▸ **Task brief**: Please give the number of lines in the material below that contain "screenshot", and provide nothing besides that number.

▸ **Data extracts**:

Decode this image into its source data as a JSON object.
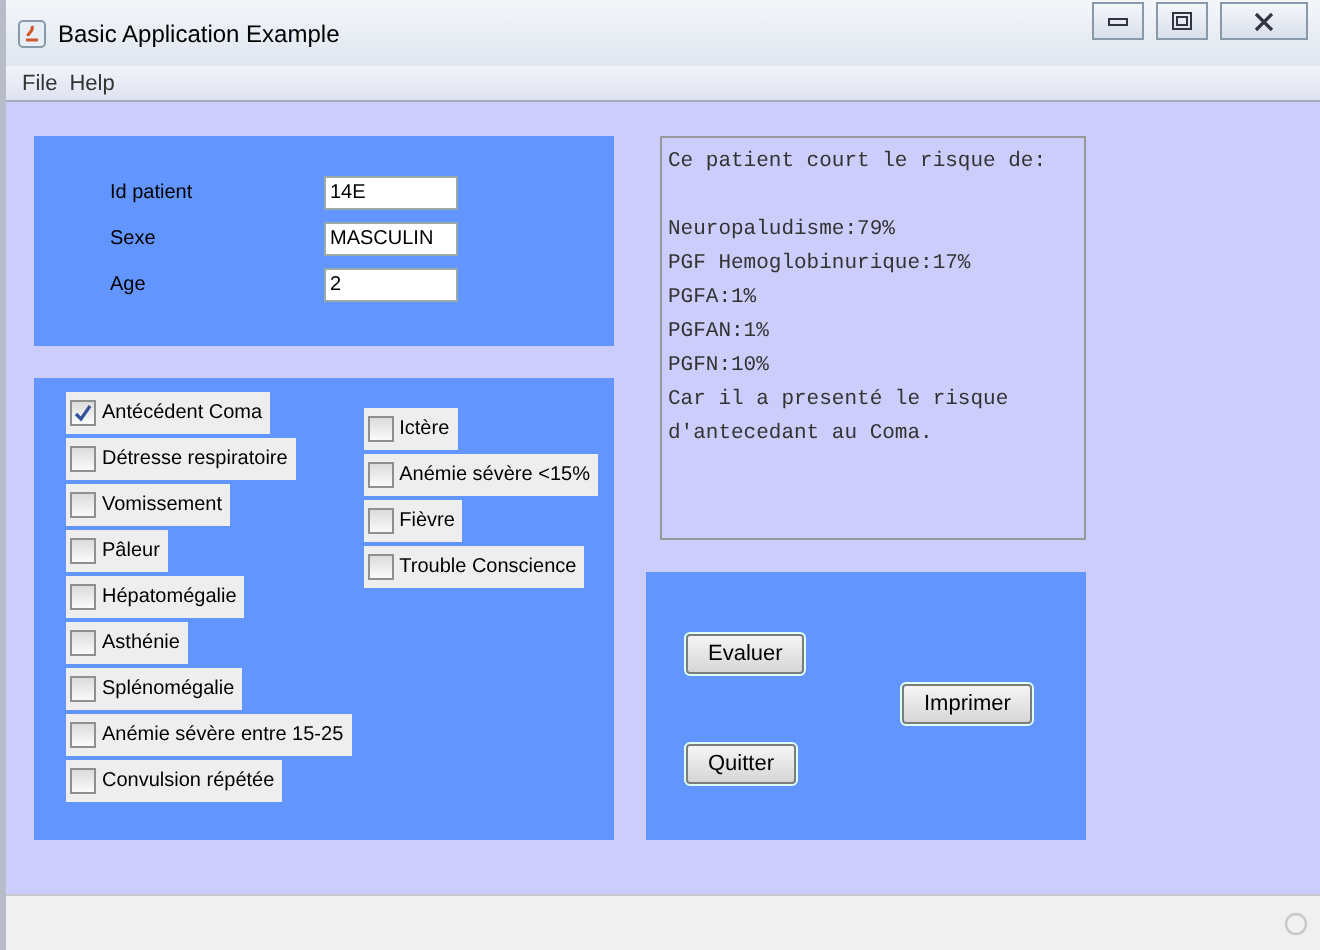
{
  "window": {
    "title": "Basic Application Example"
  },
  "menu": [
    "File",
    "Help"
  ],
  "patient_fields": [
    {
      "label": "Id patient",
      "value": "14E"
    },
    {
      "label": "Sexe",
      "value": "MASCULIN"
    },
    {
      "label": "Age",
      "value": "2"
    }
  ],
  "symptoms": {
    "column_1": [
      {
        "label": "Antécédent Coma",
        "checked": true
      },
      {
        "label": "Détresse respiratoire",
        "checked": false
      },
      {
        "label": "Vomissement",
        "checked": false
      },
      {
        "label": "Pâleur",
        "checked": false
      },
      {
        "label": "Hépatomégalie",
        "checked": false
      },
      {
        "label": "Asthénie",
        "checked": false
      },
      {
        "label": "Splénomégalie",
        "checked": false
      },
      {
        "label": "Anémie sévère entre 15-25",
        "checked": false
      },
      {
        "label": "Convulsion répétée",
        "checked": false
      }
    ],
    "column_2": [
      {
        "label": "Ictère",
        "checked": false
      },
      {
        "label": "Anémie sévère <15%",
        "checked": false
      },
      {
        "label": "Fièvre",
        "checked": false
      },
      {
        "label": "Trouble Conscience",
        "checked": false
      }
    ]
  },
  "result": {
    "heading": "Ce patient court le risque de:",
    "lines": [
      "Neuropaludisme:79%",
      "PGF Hemoglobinurique:17%",
      "PGFA:1%",
      "PGFAN:1%",
      "PGFN:10%",
      "Car il a presenté le risque",
      "d'antecedant au Coma."
    ]
  },
  "buttons": {
    "evaluate": "Evaluer",
    "quit": "Quitter",
    "print": "Imprimer"
  }
}
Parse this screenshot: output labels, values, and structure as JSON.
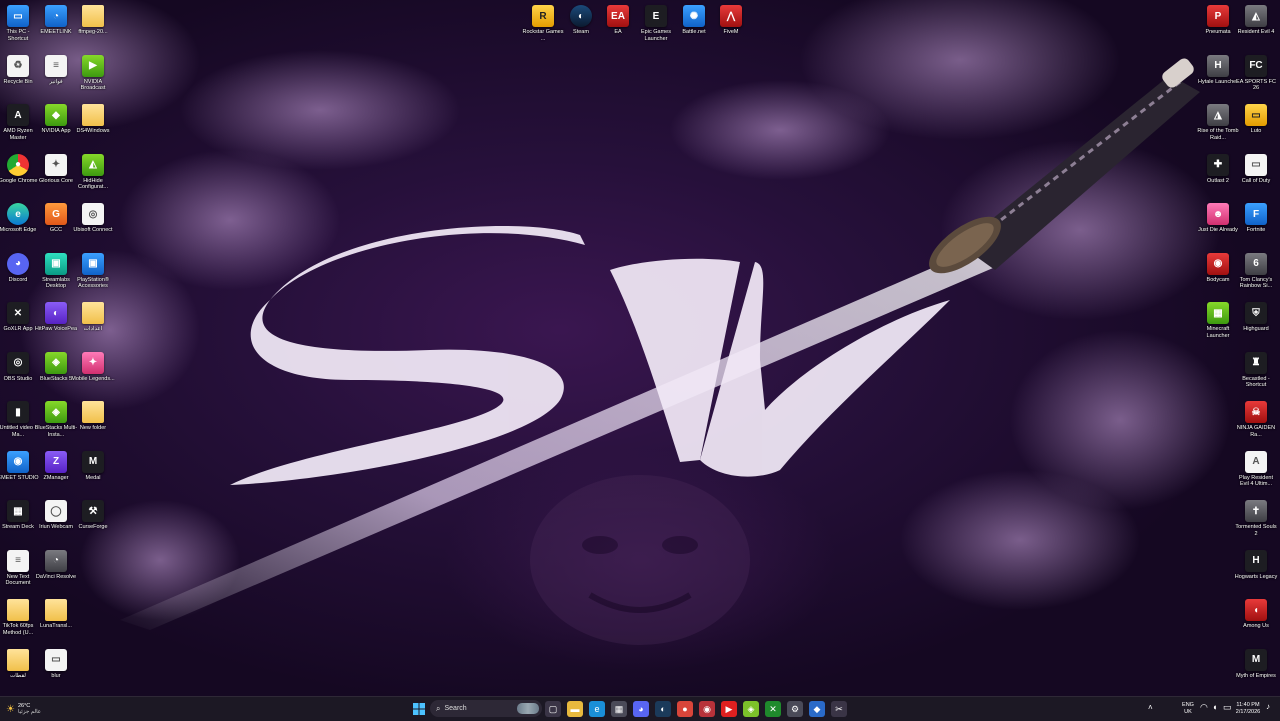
{
  "desktop": {
    "columns": {
      "left1": [
        {
          "label": "This PC - Shortcut",
          "icon": "computer-icon",
          "style": "ic-blue",
          "glyph": "▭"
        },
        {
          "label": "Recycle Bin",
          "icon": "recycle-bin-icon",
          "style": "ic-white",
          "glyph": "♻"
        },
        {
          "label": "AMD Ryzen Master",
          "icon": "amd-ryzen-icon",
          "style": "ic-dark",
          "glyph": "A"
        },
        {
          "label": "Google Chrome",
          "icon": "chrome-icon",
          "style": "ic-chrome",
          "glyph": "●"
        },
        {
          "label": "Microsoft Edge",
          "icon": "edge-icon",
          "style": "ic-edge",
          "glyph": "e"
        },
        {
          "label": "Discord",
          "icon": "discord-icon",
          "style": "ic-discord",
          "glyph": "◕"
        },
        {
          "label": "GoXLR App",
          "icon": "goxlr-icon",
          "style": "ic-dark",
          "glyph": "✕"
        },
        {
          "label": "OBS Studio",
          "icon": "obs-icon",
          "style": "ic-dark",
          "glyph": "◎"
        },
        {
          "label": "Untitled video - Ma...",
          "icon": "video-file-icon",
          "style": "ic-dark",
          "glyph": "▮"
        },
        {
          "label": "EMEET STUDIO",
          "icon": "emeet-studio-icon",
          "style": "ic-blue",
          "glyph": "◉"
        },
        {
          "label": "Stream Deck",
          "icon": "stream-deck-icon",
          "style": "ic-dark",
          "glyph": "▦"
        },
        {
          "label": "New Text Document",
          "icon": "text-document-icon",
          "style": "ic-white",
          "glyph": "≡"
        },
        {
          "label": "TikTok 60fps Method (U...",
          "icon": "folder-icon",
          "style": "ic-folder",
          "glyph": ""
        },
        {
          "label": "لقطات",
          "icon": "folder-icon",
          "style": "ic-folder",
          "glyph": ""
        }
      ],
      "left2": [
        {
          "label": "EMEETLINK",
          "icon": "emeetlink-icon",
          "style": "ic-blue",
          "glyph": "◔"
        },
        {
          "label": "فواتير",
          "icon": "document-icon",
          "style": "ic-white",
          "glyph": "≡"
        },
        {
          "label": "NVIDIA App",
          "icon": "nvidia-icon",
          "style": "ic-green",
          "glyph": "◆"
        },
        {
          "label": "Glorious Core",
          "icon": "glorious-core-icon",
          "style": "ic-white",
          "glyph": "✦"
        },
        {
          "label": "GCC",
          "icon": "gcc-icon",
          "style": "ic-orange",
          "glyph": "G"
        },
        {
          "label": "Streamlabs Desktop",
          "icon": "streamlabs-icon",
          "style": "ic-teal",
          "glyph": "▣"
        },
        {
          "label": "HitPaw VoicePea",
          "icon": "hitpaw-icon",
          "style": "ic-purple",
          "glyph": "◐"
        },
        {
          "label": "BlueStacks 5",
          "icon": "bluestacks-icon",
          "style": "ic-green",
          "glyph": "◈"
        },
        {
          "label": "BlueStacks Multi-Insta...",
          "icon": "bluestacks-multi-icon",
          "style": "ic-green",
          "glyph": "◈"
        },
        {
          "label": "ZManager",
          "icon": "zmanager-icon",
          "style": "ic-purple",
          "glyph": "Z"
        },
        {
          "label": "Iriun Webcam",
          "icon": "webcam-icon",
          "style": "ic-white",
          "glyph": "◯"
        },
        {
          "label": "DaVinci Resolve",
          "icon": "davinci-resolve-icon",
          "style": "ic-gray",
          "glyph": "◔"
        },
        {
          "label": "LunaTransl...",
          "icon": "folder-icon",
          "style": "ic-folder",
          "glyph": ""
        },
        {
          "label": "blur",
          "icon": "blur-file-icon",
          "style": "ic-white",
          "glyph": "▭"
        }
      ],
      "left3": [
        {
          "label": "ffmpeg-20...",
          "icon": "folder-icon",
          "style": "ic-folder",
          "glyph": ""
        },
        {
          "label": "NVIDIA Broadcast",
          "icon": "nvidia-broadcast-icon",
          "style": "ic-green",
          "glyph": "▶"
        },
        {
          "label": "DS4Windows",
          "icon": "folder-icon",
          "style": "ic-folder",
          "glyph": ""
        },
        {
          "label": "HidHide Configurat...",
          "icon": "hidhide-icon",
          "style": "ic-green",
          "glyph": "◭"
        },
        {
          "label": "Ubisoft Connect",
          "icon": "ubisoft-icon",
          "style": "ic-white",
          "glyph": "◎"
        },
        {
          "label": "PlayStation® Accessories",
          "icon": "playstation-icon",
          "style": "ic-blue",
          "glyph": "▣"
        },
        {
          "label": "اعدادات",
          "icon": "folder-icon",
          "style": "ic-folder",
          "glyph": ""
        },
        {
          "label": "Mobile Legends...",
          "icon": "mobile-legends-icon",
          "style": "ic-pink",
          "glyph": "✦"
        },
        {
          "label": "New folder",
          "icon": "folder-icon",
          "style": "ic-folder",
          "glyph": ""
        },
        {
          "label": "Medal",
          "icon": "medal-icon",
          "style": "ic-dark",
          "glyph": "M"
        },
        {
          "label": "CurseForge",
          "icon": "curseforge-icon",
          "style": "ic-dark",
          "glyph": "⚒"
        }
      ],
      "top": [
        {
          "label": "Rockstar Games ...",
          "icon": "rockstar-icon",
          "style": "ic-yellow",
          "glyph": "R"
        },
        {
          "label": "Steam",
          "icon": "steam-icon",
          "style": "ic-steam",
          "glyph": "◐"
        },
        {
          "label": "EA",
          "icon": "ea-icon",
          "style": "ic-red",
          "glyph": "EA"
        },
        {
          "label": "Epic Games Launcher",
          "icon": "epic-games-icon",
          "style": "ic-dark",
          "glyph": "E"
        },
        {
          "label": "Battle.net",
          "icon": "battlenet-icon",
          "style": "ic-blue",
          "glyph": "✺"
        },
        {
          "label": "FiveM",
          "icon": "fivem-icon",
          "style": "ic-red",
          "glyph": "⋀"
        }
      ],
      "right1": [
        {
          "label": "Pneumata",
          "icon": "pneumata-icon",
          "style": "ic-red",
          "glyph": "P"
        },
        {
          "label": "Hytale Launcher",
          "icon": "hytale-icon",
          "style": "ic-gray",
          "glyph": "H"
        },
        {
          "label": "Rise of the Tomb Raid...",
          "icon": "tomb-raider-icon",
          "style": "ic-gray",
          "glyph": "◮"
        },
        {
          "label": "Outlast 2",
          "icon": "outlast-icon",
          "style": "ic-dark",
          "glyph": "✚"
        },
        {
          "label": "Just Die Already",
          "icon": "just-die-already-icon",
          "style": "ic-pink",
          "glyph": "☻"
        },
        {
          "label": "Bodycam",
          "icon": "bodycam-icon",
          "style": "ic-red",
          "glyph": "◉"
        },
        {
          "label": "Minecraft Launcher",
          "icon": "minecraft-icon",
          "style": "ic-green",
          "glyph": "▦"
        }
      ],
      "right2": [
        {
          "label": "Resident Evil 4",
          "icon": "resident-evil-icon",
          "style": "ic-gray",
          "glyph": "◭"
        },
        {
          "label": "EA SPORTS FC 26",
          "icon": "ea-sports-fc-icon",
          "style": "ic-dark",
          "glyph": "FC"
        },
        {
          "label": "Luto",
          "icon": "luto-icon",
          "style": "ic-yellow",
          "glyph": "▭"
        },
        {
          "label": "Call of Duty",
          "icon": "call-of-duty-icon",
          "style": "ic-white",
          "glyph": "▭"
        },
        {
          "label": "Fortnite",
          "icon": "fortnite-icon",
          "style": "ic-blue",
          "glyph": "F"
        },
        {
          "label": "Tom Clancy's Rainbow Si...",
          "icon": "rainbow-six-icon",
          "style": "ic-gray",
          "glyph": "6"
        },
        {
          "label": "Highguard",
          "icon": "highguard-icon",
          "style": "ic-dark",
          "glyph": "⛨"
        },
        {
          "label": "Becastled - Shortcut",
          "icon": "becastled-icon",
          "style": "ic-dark",
          "glyph": "♜"
        },
        {
          "label": "NINJA GAIDEN Ra...",
          "icon": "ninja-gaiden-icon",
          "style": "ic-red",
          "glyph": "☠"
        },
        {
          "label": "Play Resident Evil 4 Ultim...",
          "icon": "resident-evil-play-icon",
          "style": "ic-white",
          "glyph": "A"
        },
        {
          "label": "Tormented Souls 2",
          "icon": "tormented-souls-icon",
          "style": "ic-gray",
          "glyph": "✝"
        },
        {
          "label": "Hogwarts Legacy",
          "icon": "hogwarts-legacy-icon",
          "style": "ic-dark",
          "glyph": "H"
        },
        {
          "label": "Among Us",
          "icon": "among-us-icon",
          "style": "ic-red",
          "glyph": "◖"
        },
        {
          "label": "Myth of Empires",
          "icon": "myth-of-empires-icon",
          "style": "ic-dark",
          "glyph": "M"
        }
      ]
    }
  },
  "taskbar": {
    "weather": {
      "temp": "26°C",
      "desc": "عالم جزئيا",
      "icon": "weather-sun-icon"
    },
    "search_label": "Search",
    "pinned": [
      {
        "name": "task-view-icon",
        "glyph": "▢",
        "color": "#3a3446"
      },
      {
        "name": "file-explorer-icon",
        "glyph": "▬",
        "color": "#e8b93e"
      },
      {
        "name": "edge-icon",
        "glyph": "e",
        "color": "#1a8fd8"
      },
      {
        "name": "store-icon",
        "glyph": "▦",
        "color": "#4a4a58"
      },
      {
        "name": "discord-icon",
        "glyph": "◕",
        "color": "#5865f2"
      },
      {
        "name": "steam-icon",
        "glyph": "◐",
        "color": "#1b3a5a"
      },
      {
        "name": "chrome-icon",
        "glyph": "●",
        "color": "#d9453a"
      },
      {
        "name": "recorder-icon",
        "glyph": "◉",
        "color": "#b8323a"
      },
      {
        "name": "youtube-icon",
        "glyph": "▶",
        "color": "#e02020"
      },
      {
        "name": "bluestacks-icon",
        "glyph": "◈",
        "color": "#7cc12a"
      },
      {
        "name": "xbox-icon",
        "glyph": "✕",
        "color": "#1f8a2c"
      },
      {
        "name": "settings-gear-icon",
        "glyph": "⚙",
        "color": "#4a4a58"
      },
      {
        "name": "app-icon",
        "glyph": "◆",
        "color": "#2a6ac8"
      },
      {
        "name": "snipping-tool-icon",
        "glyph": "✂",
        "color": "#3a3446"
      }
    ],
    "tray": {
      "lang_top": "ENG",
      "lang_bottom": "UK",
      "time": "11:40 PM",
      "date": "2/17/2026"
    }
  }
}
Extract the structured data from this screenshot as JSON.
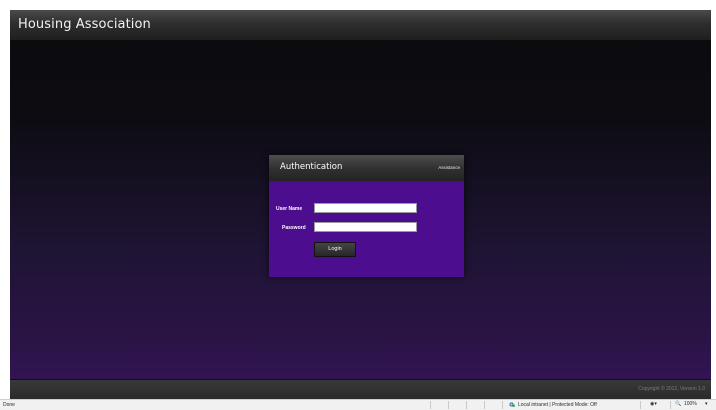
{
  "app": {
    "title": "Housing Association",
    "footer_copyright": "Copyright © 2012,  Version 1.0"
  },
  "auth": {
    "title": "Authentication",
    "assistance_label": "Assistance",
    "username_label": "User Name",
    "username_value": "",
    "password_label": "Password",
    "password_value": "",
    "login_label": "Login"
  },
  "statusbar": {
    "status_text": "Done",
    "zone_text": "Local intranet | Protected Mode: Off",
    "zoom_level": "100%"
  },
  "colors": {
    "panel_background": "#4c0d8e",
    "page_gradient_top": "#0c0c0e",
    "page_gradient_bottom": "#321452",
    "header_bar": "#2e2e2e"
  },
  "icons": {
    "zone": "globe-icon",
    "protected_mode": "settings-dropdown-icon",
    "zoom": "zoom-icon"
  }
}
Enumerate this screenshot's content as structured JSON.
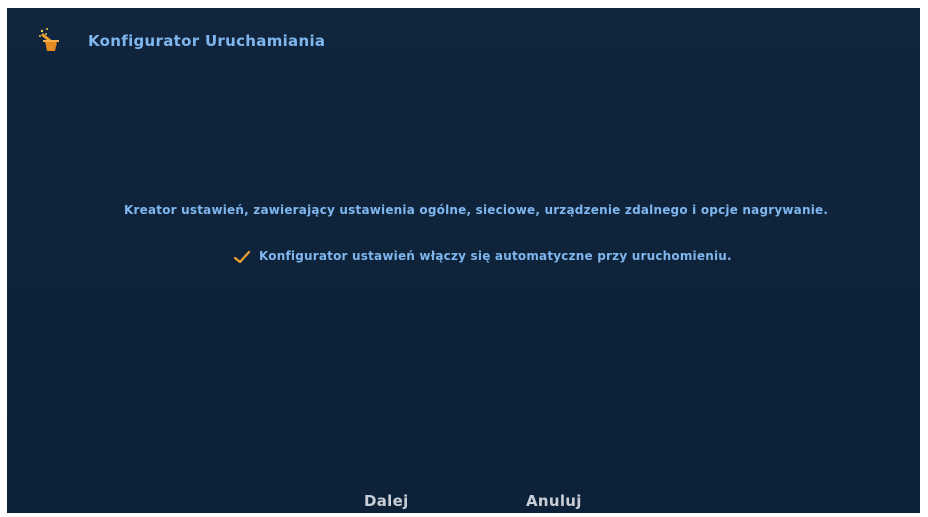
{
  "window": {
    "title": "Konfigurator Uruchamiania",
    "title_icon": "wizard-wand-icon"
  },
  "content": {
    "description": "Kreator ustawień, zawierający ustawienia ogólne, sieciowe, urządzenie zdalnego i opcje nagrywanie.",
    "auto_start": {
      "checked": true,
      "check_icon": "checkmark-icon",
      "label": "Konfigurator ustawień włączy się automatyczne przy uruchomieniu."
    }
  },
  "footer": {
    "next_label": "Dalej",
    "cancel_label": "Anuluj"
  },
  "colors": {
    "background": "#0d223a",
    "text": "#7fb6ee",
    "accent": "#f0a030",
    "button_text": "#c9ced6"
  }
}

▸ **Task response**: 3